Source data

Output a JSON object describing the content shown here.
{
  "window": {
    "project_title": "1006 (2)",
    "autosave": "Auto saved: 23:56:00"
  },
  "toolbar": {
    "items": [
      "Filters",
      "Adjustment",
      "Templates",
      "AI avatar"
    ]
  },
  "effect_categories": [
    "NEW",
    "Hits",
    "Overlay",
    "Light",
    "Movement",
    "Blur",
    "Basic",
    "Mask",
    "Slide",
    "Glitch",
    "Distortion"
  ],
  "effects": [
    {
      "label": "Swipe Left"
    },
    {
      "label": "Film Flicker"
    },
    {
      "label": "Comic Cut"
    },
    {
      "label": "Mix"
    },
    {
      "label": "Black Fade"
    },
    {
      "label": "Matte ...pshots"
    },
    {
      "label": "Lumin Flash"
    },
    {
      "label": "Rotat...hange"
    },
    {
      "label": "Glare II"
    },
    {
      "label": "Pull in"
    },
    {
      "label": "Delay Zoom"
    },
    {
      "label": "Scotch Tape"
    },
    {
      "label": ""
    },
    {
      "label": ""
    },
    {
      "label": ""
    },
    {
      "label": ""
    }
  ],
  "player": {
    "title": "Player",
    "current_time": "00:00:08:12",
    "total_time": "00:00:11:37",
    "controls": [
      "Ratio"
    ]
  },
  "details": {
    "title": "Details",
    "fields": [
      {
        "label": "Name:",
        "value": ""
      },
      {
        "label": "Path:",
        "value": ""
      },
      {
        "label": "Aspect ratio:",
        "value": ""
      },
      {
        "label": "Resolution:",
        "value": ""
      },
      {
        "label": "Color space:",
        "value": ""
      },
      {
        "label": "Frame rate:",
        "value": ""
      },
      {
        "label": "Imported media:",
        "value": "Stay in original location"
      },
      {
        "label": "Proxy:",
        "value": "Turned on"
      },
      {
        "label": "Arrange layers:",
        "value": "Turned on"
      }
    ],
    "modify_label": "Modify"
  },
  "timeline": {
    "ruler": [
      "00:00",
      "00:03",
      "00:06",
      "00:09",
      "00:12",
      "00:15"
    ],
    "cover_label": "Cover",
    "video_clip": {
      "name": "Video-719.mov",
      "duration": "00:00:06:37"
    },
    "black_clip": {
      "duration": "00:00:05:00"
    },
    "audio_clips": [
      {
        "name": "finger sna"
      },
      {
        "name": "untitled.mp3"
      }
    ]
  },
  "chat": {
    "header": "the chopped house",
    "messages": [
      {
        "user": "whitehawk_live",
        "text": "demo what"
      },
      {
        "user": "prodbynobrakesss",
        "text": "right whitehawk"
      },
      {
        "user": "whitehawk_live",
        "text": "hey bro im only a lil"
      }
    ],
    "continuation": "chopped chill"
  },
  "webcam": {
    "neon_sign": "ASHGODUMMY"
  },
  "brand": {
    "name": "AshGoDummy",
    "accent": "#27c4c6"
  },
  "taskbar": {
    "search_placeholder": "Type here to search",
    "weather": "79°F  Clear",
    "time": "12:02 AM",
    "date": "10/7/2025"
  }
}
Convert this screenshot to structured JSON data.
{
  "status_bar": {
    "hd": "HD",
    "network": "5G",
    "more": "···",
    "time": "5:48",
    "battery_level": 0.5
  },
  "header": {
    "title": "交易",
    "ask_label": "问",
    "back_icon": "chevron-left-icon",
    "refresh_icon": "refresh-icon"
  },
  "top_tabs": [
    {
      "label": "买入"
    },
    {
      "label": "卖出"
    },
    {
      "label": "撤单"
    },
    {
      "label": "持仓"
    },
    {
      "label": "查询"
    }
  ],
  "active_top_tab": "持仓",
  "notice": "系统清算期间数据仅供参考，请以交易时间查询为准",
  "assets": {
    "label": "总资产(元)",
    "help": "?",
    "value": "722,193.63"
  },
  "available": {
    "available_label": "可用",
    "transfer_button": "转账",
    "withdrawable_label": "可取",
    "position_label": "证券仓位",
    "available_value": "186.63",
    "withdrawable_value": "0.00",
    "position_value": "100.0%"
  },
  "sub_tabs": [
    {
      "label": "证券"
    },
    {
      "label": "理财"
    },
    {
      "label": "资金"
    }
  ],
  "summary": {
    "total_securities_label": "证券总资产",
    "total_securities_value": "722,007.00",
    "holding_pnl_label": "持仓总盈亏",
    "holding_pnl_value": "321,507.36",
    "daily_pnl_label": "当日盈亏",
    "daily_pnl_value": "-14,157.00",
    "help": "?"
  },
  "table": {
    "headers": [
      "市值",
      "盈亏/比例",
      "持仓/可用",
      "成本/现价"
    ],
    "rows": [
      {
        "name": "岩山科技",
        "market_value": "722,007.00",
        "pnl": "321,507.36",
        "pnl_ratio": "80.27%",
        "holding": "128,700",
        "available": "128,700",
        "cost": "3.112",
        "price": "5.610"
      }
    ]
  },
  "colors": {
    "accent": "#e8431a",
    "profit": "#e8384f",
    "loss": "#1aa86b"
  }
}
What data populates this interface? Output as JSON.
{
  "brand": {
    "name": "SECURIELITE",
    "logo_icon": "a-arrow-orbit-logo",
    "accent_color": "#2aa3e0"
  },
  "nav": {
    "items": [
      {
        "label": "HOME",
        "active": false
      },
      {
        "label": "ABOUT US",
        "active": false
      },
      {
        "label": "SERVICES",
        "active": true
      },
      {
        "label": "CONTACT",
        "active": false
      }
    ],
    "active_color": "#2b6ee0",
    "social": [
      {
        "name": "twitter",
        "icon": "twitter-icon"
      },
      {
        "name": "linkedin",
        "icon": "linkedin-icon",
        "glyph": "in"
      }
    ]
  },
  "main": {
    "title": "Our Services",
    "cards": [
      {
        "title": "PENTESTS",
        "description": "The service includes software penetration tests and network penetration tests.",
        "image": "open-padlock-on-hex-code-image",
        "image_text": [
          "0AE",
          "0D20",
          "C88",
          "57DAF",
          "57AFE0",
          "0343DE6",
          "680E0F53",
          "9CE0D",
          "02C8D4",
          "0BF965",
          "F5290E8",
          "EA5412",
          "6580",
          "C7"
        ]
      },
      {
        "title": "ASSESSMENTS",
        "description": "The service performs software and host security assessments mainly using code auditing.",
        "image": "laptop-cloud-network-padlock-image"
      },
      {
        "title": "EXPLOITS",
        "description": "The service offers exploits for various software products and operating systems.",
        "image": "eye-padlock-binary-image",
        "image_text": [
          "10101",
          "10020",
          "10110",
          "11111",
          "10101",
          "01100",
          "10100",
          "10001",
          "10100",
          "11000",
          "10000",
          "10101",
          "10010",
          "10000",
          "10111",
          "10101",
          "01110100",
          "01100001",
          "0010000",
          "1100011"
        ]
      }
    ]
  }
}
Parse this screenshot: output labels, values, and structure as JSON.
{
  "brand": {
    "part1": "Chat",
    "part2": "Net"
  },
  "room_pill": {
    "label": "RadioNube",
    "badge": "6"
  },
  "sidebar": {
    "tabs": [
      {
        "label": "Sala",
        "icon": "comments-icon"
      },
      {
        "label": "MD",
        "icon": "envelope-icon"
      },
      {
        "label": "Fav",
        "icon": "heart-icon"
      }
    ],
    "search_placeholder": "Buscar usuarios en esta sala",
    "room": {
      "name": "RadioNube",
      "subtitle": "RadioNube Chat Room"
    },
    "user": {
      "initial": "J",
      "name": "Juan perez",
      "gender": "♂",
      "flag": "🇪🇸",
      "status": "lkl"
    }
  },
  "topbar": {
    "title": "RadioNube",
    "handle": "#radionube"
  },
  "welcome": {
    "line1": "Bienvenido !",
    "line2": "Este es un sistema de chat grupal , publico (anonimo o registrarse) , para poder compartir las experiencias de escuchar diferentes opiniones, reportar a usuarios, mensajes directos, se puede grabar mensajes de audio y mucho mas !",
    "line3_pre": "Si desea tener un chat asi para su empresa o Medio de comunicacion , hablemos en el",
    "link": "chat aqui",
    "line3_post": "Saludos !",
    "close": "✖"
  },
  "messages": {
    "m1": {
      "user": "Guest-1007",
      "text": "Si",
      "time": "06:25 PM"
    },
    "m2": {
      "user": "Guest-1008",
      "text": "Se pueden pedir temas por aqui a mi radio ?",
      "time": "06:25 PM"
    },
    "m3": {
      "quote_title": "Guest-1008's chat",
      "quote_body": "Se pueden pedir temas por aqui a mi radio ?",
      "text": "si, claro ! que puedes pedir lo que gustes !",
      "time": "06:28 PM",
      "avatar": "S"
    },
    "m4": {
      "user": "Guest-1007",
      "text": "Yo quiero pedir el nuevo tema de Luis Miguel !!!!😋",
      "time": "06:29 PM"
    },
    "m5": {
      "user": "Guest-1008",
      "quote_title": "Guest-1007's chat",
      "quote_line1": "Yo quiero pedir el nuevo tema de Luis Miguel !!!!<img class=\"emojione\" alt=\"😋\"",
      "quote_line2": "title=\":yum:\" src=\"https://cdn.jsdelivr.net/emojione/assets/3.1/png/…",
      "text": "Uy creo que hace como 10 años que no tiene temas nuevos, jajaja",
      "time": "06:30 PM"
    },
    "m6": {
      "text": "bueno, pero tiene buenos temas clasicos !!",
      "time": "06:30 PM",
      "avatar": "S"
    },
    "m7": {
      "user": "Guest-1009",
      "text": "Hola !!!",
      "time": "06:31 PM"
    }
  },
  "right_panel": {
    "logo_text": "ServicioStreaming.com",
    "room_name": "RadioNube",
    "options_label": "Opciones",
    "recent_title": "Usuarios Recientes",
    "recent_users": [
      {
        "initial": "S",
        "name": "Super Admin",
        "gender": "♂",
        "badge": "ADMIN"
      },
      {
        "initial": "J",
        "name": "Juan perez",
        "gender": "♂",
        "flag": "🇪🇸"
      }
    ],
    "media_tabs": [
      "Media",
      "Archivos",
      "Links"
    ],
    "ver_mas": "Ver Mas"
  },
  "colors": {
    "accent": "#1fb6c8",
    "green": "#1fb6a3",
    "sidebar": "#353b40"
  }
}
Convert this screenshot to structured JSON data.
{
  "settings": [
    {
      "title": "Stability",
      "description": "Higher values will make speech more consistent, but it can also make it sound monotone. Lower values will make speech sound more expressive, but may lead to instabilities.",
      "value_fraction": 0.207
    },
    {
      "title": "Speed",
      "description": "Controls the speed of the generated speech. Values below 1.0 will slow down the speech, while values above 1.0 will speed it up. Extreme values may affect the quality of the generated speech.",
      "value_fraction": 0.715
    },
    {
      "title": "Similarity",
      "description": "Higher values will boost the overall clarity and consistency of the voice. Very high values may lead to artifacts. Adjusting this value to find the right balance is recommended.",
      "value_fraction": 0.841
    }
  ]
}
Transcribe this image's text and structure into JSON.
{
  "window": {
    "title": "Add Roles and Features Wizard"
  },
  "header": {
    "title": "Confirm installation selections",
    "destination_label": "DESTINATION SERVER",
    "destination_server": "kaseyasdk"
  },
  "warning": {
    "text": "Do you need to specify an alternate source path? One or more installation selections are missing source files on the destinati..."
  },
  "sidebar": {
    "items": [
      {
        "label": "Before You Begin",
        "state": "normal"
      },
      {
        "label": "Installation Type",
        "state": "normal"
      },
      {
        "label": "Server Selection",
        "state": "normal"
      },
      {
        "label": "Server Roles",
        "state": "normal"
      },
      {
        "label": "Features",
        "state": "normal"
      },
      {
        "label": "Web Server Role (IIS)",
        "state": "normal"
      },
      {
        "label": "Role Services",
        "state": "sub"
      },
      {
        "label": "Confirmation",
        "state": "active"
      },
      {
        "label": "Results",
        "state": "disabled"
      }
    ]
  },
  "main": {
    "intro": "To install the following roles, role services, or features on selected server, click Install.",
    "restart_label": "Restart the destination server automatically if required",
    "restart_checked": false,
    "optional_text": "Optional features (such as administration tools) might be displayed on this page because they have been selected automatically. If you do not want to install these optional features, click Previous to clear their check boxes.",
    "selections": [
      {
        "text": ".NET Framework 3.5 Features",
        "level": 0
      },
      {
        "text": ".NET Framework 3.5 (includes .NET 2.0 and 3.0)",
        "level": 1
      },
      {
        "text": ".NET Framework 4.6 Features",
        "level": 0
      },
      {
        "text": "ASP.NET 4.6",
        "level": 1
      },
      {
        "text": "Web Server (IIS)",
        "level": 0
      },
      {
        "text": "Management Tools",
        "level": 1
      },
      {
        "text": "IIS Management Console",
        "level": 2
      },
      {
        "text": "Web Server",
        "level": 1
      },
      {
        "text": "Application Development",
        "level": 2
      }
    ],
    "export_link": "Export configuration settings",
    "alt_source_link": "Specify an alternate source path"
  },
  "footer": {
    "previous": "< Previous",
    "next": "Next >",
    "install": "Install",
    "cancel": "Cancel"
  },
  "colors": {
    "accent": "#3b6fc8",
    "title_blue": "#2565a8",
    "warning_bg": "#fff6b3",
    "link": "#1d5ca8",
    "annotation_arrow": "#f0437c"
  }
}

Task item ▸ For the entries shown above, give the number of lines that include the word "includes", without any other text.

Written response ▸ 2